Action had slowed enough that organizers decided to stop play with seven players remaining at approximately 11 p.m. instead of the previously scheduled six players.
The final table resumes again at 5:30 p.m.
Here’s a look at the chip counts at the end of play:
1. Scott Blumstein — 178,300,000
2. Benjamin Pollak — 77,525,000
3. Bryan Piccioli — 35,750,000
4. John Hesp — 22,475,000
5. Dan Ott — 16,350,000
6. Damian Salas — 15,625,000
7. Antoine Saout — 14,550,000
Ben Lamb Falls Early in Ninth
Ben Lamb was one of the biggest storylines at the 2017 Main Event final table but wasn’t able to find an early double up.
Instead Lamb made a move with Ace-Nine and had the misfortune of running into Jack Sinclair’s Ace-Queen.
The board bricked and Lamb had to accept a consolation prize of $1,000,000 for coming ninth place.
It wasn’t quite the $4.02 million he received for finishing third in 2011 WSOP Main Event but a seven-figure score nonetheless.
Both Lamb and his rather sizable rail headed for the exit barely 15 minutes into the day.
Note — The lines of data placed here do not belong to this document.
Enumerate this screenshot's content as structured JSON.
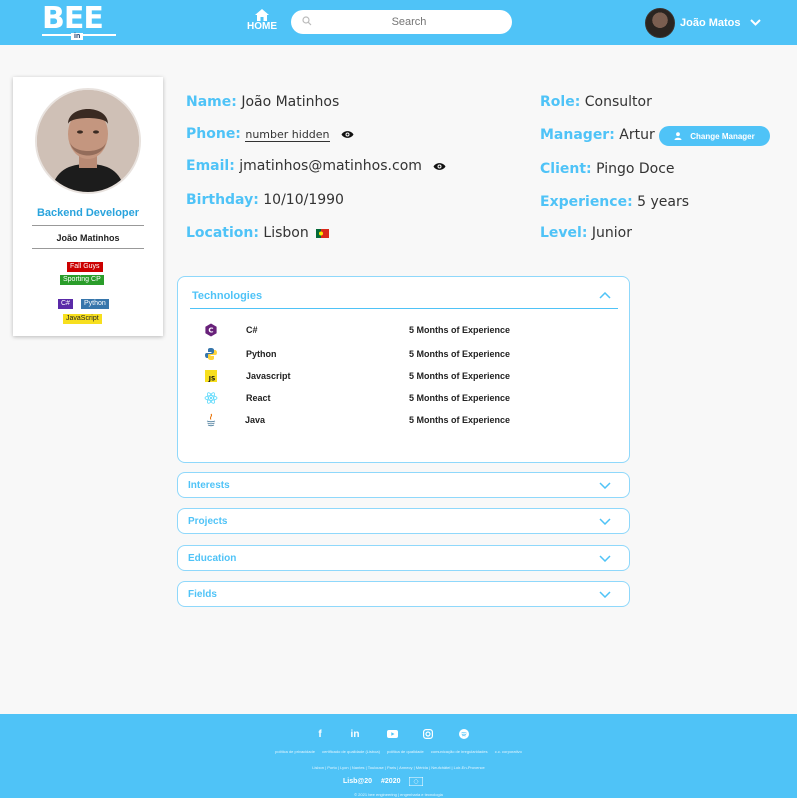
{
  "header": {
    "logo": "BEE",
    "logo_sub": "in",
    "home_label": "HOME",
    "search_placeholder": "Search",
    "user_name": "João Matos"
  },
  "profile": {
    "role": "Backend Developer",
    "name": "João Matinhos",
    "interest_tags": [
      "Fall Guys",
      "Sporting CP"
    ],
    "tech_tags": [
      "C#",
      "Python",
      "JavaScript"
    ]
  },
  "info": {
    "name_label": "Name:",
    "name_value": "João Matinhos",
    "phone_label": "Phone:",
    "phone_value": "number hidden",
    "email_label": "Email:",
    "email_value": "jmatinhos@matinhos.com",
    "birthday_label": "Birthday:",
    "birthday_value": "10/10/1990",
    "location_label": "Location:",
    "location_value": "Lisbon",
    "role_label": "Role:",
    "role_value": "Consultor",
    "manager_label": "Manager:",
    "manager_value": "Artur",
    "change_manager": "Change Manager",
    "client_label": "Client:",
    "client_value": "Pingo Doce",
    "experience_label": "Experience:",
    "experience_value": "5 years",
    "level_label": "Level:",
    "level_value": "Junior"
  },
  "technologies": {
    "title": "Technologies",
    "items": [
      {
        "name": "C#",
        "experience": "5 Months of Experience",
        "icon": "csharp-icon"
      },
      {
        "name": "Python",
        "experience": "5 Months of Experience",
        "icon": "python-icon"
      },
      {
        "name": "Javascript",
        "experience": "5 Months of Experience",
        "icon": "javascript-icon"
      },
      {
        "name": "React",
        "experience": "5 Months of Experience",
        "icon": "react-icon"
      },
      {
        "name": "Java",
        "experience": "5 Months of Experience",
        "icon": "java-icon"
      }
    ]
  },
  "sections": [
    "Interests",
    "Projects",
    "Education",
    "Fields"
  ],
  "footer": {
    "socials": [
      "facebook-icon",
      "linkedin-icon",
      "youtube-icon",
      "instagram-icon",
      "spotify-icon"
    ],
    "links": [
      "política de privacidade",
      "certificado de qualidade (Lisboa)",
      "política de qualidade",
      "comunicação de irregularidades",
      "c.c. corporativo"
    ],
    "offices": "Lisbon | Porto | Lyon | Nantes | Toulouse | Paris | Annecy | Mérida | Neufchâtel | Loir-En-Provence",
    "logos": [
      "Lisb@20",
      "#2020"
    ],
    "copyright": "© 2021 bee engineering | engenharia e tecnologia"
  },
  "colors": {
    "accent": "#4fc3f7",
    "title": "#29a3dc"
  }
}
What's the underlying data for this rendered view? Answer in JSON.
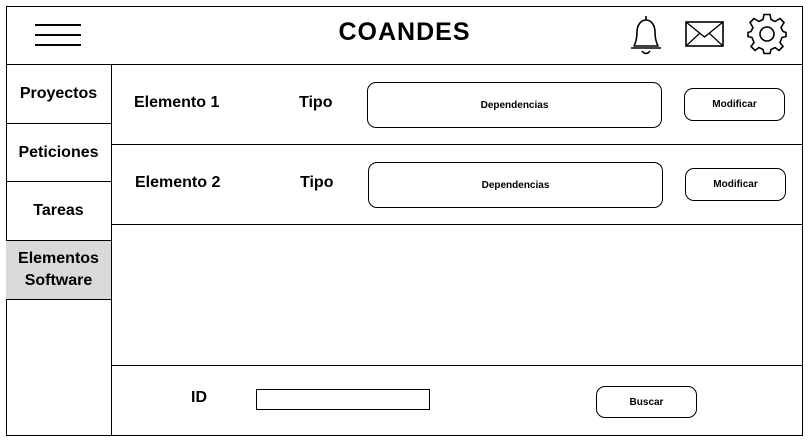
{
  "header": {
    "title": "COANDES",
    "icons": [
      "menu-icon",
      "bell-icon",
      "mail-icon",
      "gear-icon"
    ]
  },
  "sidebar": {
    "items": [
      {
        "label": "Proyectos"
      },
      {
        "label": "Peticiones"
      },
      {
        "label": "Tareas"
      },
      {
        "label": "Elementos Software",
        "active": true
      }
    ]
  },
  "elements": [
    {
      "name": "Elemento 1",
      "type_label": "Tipo",
      "dependencies_label": "Dependencias",
      "modify_label": "Modificar"
    },
    {
      "name": "Elemento 2",
      "type_label": "Tipo",
      "dependencies_label": "Dependencias",
      "modify_label": "Modificar"
    }
  ],
  "search": {
    "id_label": "ID",
    "value": "",
    "button_label": "Buscar"
  },
  "colors": {
    "active_sidebar_bg": "#d9d9d9",
    "border": "#000000"
  }
}
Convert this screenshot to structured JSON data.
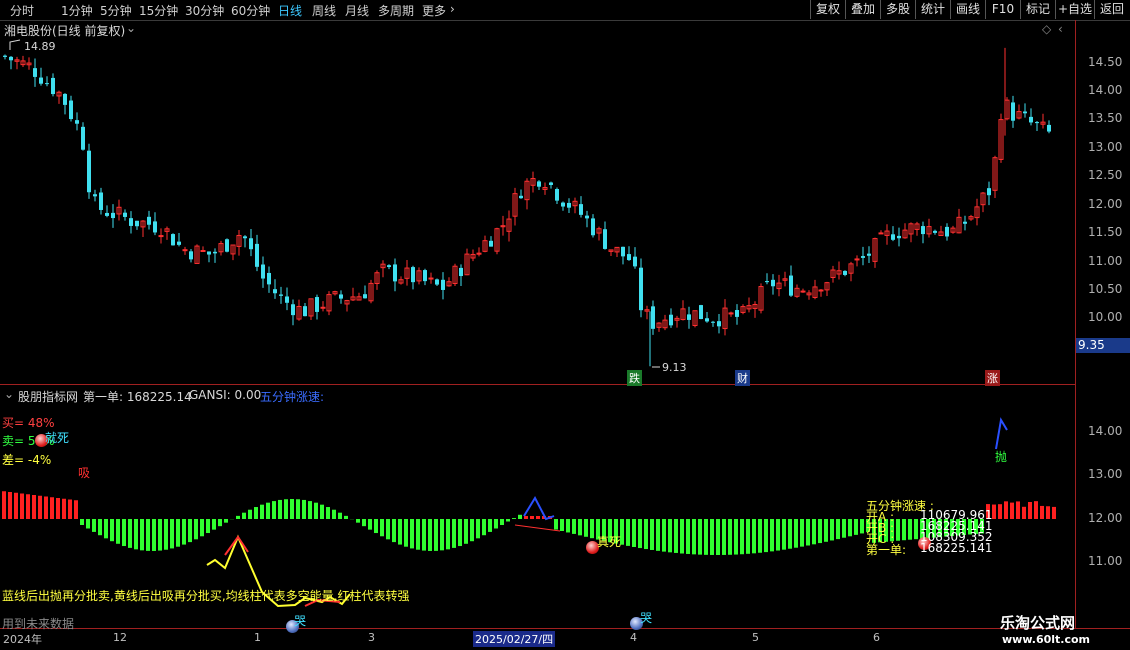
{
  "toolbar": {
    "periods": [
      "分时",
      "1分钟",
      "5分钟",
      "15分钟",
      "30分钟",
      "60分钟",
      "日线",
      "周线",
      "月线",
      "多周期",
      "更多"
    ],
    "active": "日线",
    "right_buttons": [
      "复权",
      "叠加",
      "多股",
      "统计",
      "画线",
      "F10",
      "标记",
      "+自选",
      "返回"
    ]
  },
  "main": {
    "title": "湘电股份(日线 前复权)",
    "high_label": "14.89",
    "low_label": "9.13",
    "price_tag": "9.35",
    "axis": [
      "14.50",
      "14.00",
      "13.50",
      "13.00",
      "12.50",
      "12.00",
      "11.50",
      "11.00",
      "10.50",
      "10.00"
    ],
    "markers": {
      "die": "跌",
      "cai": "财",
      "zhang": "涨"
    }
  },
  "indicator": {
    "title": "股朋指标网",
    "first": "第一单: 168225.14",
    "gansi": "GANSI: 0.00",
    "speed": "五分钟涨速:",
    "buy": "买= 48%",
    "sell": "卖= 52%",
    "diff": "差= -4%",
    "jiusi": "就死",
    "xi": "吸",
    "pao": "抛",
    "ku": "哭",
    "zhen": "真死",
    "axis": [
      "14.00",
      "13.00",
      "12.00",
      "11.00"
    ],
    "panel": {
      "title": "五分钟涨速 :",
      "rows": [
        {
          "k": "开A :",
          "v": "110679.961"
        },
        {
          "k": "开B :",
          "v": "168225.141"
        },
        {
          "k": "开C :",
          "v": "108309.352"
        },
        {
          "k": "第一单:",
          "v": "168225.141"
        }
      ]
    },
    "note": "蓝线后出抛再分批卖,黄线后出吸再分批买,均线柱代表多空能量,红柱代表转强",
    "future": "用到未来数据"
  },
  "xaxis": {
    "labels": [
      "2024年",
      "12",
      "1",
      "2025/02/27/四",
      "3",
      "4",
      "5",
      "6"
    ],
    "watermark": "乐淘公式网",
    "site": "www.60lt.com"
  },
  "chart_data": {
    "type": "candlestick",
    "title": "湘电股份(日线 前复权)",
    "price_high": 14.89,
    "price_low": 9.13,
    "last": 9.35,
    "ylim": [
      9.0,
      15.0
    ],
    "up_color": "#ff3030",
    "down_color": "#40e0f0"
  }
}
That left Antoine Saout as the only former November Niner still in play.
Saout, Lamb and Mark Newhouse are the only players who have two Main Event final tables to their names in the post-Moneymaker era of poker.
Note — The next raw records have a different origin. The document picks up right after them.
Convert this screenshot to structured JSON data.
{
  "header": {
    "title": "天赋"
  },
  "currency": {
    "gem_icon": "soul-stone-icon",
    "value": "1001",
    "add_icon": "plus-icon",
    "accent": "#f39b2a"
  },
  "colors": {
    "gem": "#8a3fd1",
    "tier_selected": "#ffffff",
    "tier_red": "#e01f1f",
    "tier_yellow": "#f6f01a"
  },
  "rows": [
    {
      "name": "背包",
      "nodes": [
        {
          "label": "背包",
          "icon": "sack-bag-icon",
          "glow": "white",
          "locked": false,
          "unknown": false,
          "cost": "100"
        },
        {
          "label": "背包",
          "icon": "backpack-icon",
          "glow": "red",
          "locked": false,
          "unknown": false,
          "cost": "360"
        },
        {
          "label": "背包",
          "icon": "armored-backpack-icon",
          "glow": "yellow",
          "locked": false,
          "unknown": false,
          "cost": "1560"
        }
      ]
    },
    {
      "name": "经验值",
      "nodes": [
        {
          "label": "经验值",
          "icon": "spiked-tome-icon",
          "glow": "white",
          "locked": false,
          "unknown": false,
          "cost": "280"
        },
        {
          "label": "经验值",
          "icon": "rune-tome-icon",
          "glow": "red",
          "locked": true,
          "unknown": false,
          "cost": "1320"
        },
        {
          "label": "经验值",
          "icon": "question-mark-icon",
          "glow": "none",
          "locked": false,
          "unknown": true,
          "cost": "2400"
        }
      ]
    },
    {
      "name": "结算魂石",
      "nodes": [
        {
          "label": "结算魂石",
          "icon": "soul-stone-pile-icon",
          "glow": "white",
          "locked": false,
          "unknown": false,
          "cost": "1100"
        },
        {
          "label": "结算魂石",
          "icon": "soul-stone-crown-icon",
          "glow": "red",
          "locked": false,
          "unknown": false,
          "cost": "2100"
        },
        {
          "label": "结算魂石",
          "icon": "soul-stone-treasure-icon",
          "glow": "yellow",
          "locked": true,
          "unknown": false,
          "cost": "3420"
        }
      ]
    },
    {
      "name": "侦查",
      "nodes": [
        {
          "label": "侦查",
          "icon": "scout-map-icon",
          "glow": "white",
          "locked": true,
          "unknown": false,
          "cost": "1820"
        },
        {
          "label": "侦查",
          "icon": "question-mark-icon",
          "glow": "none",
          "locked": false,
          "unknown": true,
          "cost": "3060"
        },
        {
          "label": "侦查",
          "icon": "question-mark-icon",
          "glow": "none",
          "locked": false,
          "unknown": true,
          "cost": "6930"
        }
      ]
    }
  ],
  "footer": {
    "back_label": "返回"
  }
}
Lamb told PokerListings he was looking to win the entire tournament rather than stick around for a few pay jumps, which helps explain the somewhat aggressive play with Ace-Nine.
Hesp Runs into Blumstein’s Top Set
With Lamb out of the way it was John Hesp’s time to shine. Hesp was very talkative at the table and had the crowd, and Phil Hellmuth, firmly behind him.
Fortune appeared to be on Hesp’s side and fans were getting visions of Chris Moneymaker’s iconic Main Event victory in 2003 but that came to a sudden stop when Hesp got involved in a massive hand with the Blumstein.
At that point Hesp was the chip leader but Blumstein wasn’t far behind.
Blumstein opened for 2.2 million and Hesp called from the big blind. The flop came A-7-5 and both players checked.
A ten peeled off the turn and Hesp checked but Blumstein fired a 3.1 million-chip bet. Hesp responded by check-raising to 7m. Blumstein re-raised to 17m and that prompted Hesp to shove all-in.
Blumstein snap-called to create a 156m-chip pot. He quickly flipped over pocket aces for the stone-cold nuts. Hesp could only muster A-T and was drawing dead with two-pair.
“It was nice playing a big pot with aces, and if I was going to play a big pot with John, it was going to be with top set,” said Blumstein after play ended.
After the hand Hesp saw his stack dwindle to just 24m after previously being up over 100m.
Jack Sinclair Hits Rail in Seventh
It wasn’t long after that momentum-shifting Hesp vs. Blumstein hand that English pro Jack Sinclair hit the rail in seventh place.
Sinclair had the misfortune of shoving with K-J and Bryan Piciolli found pocket aces to make the easy call.
The flop brought a king, which gave Sinclair some outs, but that was as close as he came as both the turn and river bricked.
Sinclair spent some time as the chip leader in the 2017 Main Event but ending up settling for 7th place and a $1.2m payday.
Prior to today Sinclair’s biggest score was a $9.4k finish in a partypoker Millions Live event.
Play continued for about 35 minutes after Sinclair was eliminated but there were no more bustouts.
Organizers made the decision to end play at 11 p.m. Las Vegas to save some action for the next two days.
All eyes will be on Blumstein as it appears to be his tournament to lose at this point but he’s not getting overconfident.
“How can you be upset after a day like that?” said Blumstein. “I’m not going to be counting my chickens before they hatch, though. We still got a ways to go.”
Blumstein’s biggest challenge will likely be French pro Benjamin Pollak who is second in chips with 77m and played very solidly today.
Play will resume at 5:30 p.m. tomorrow with the goal of going down to the final three players. The three last players will play to a winner on Sunday.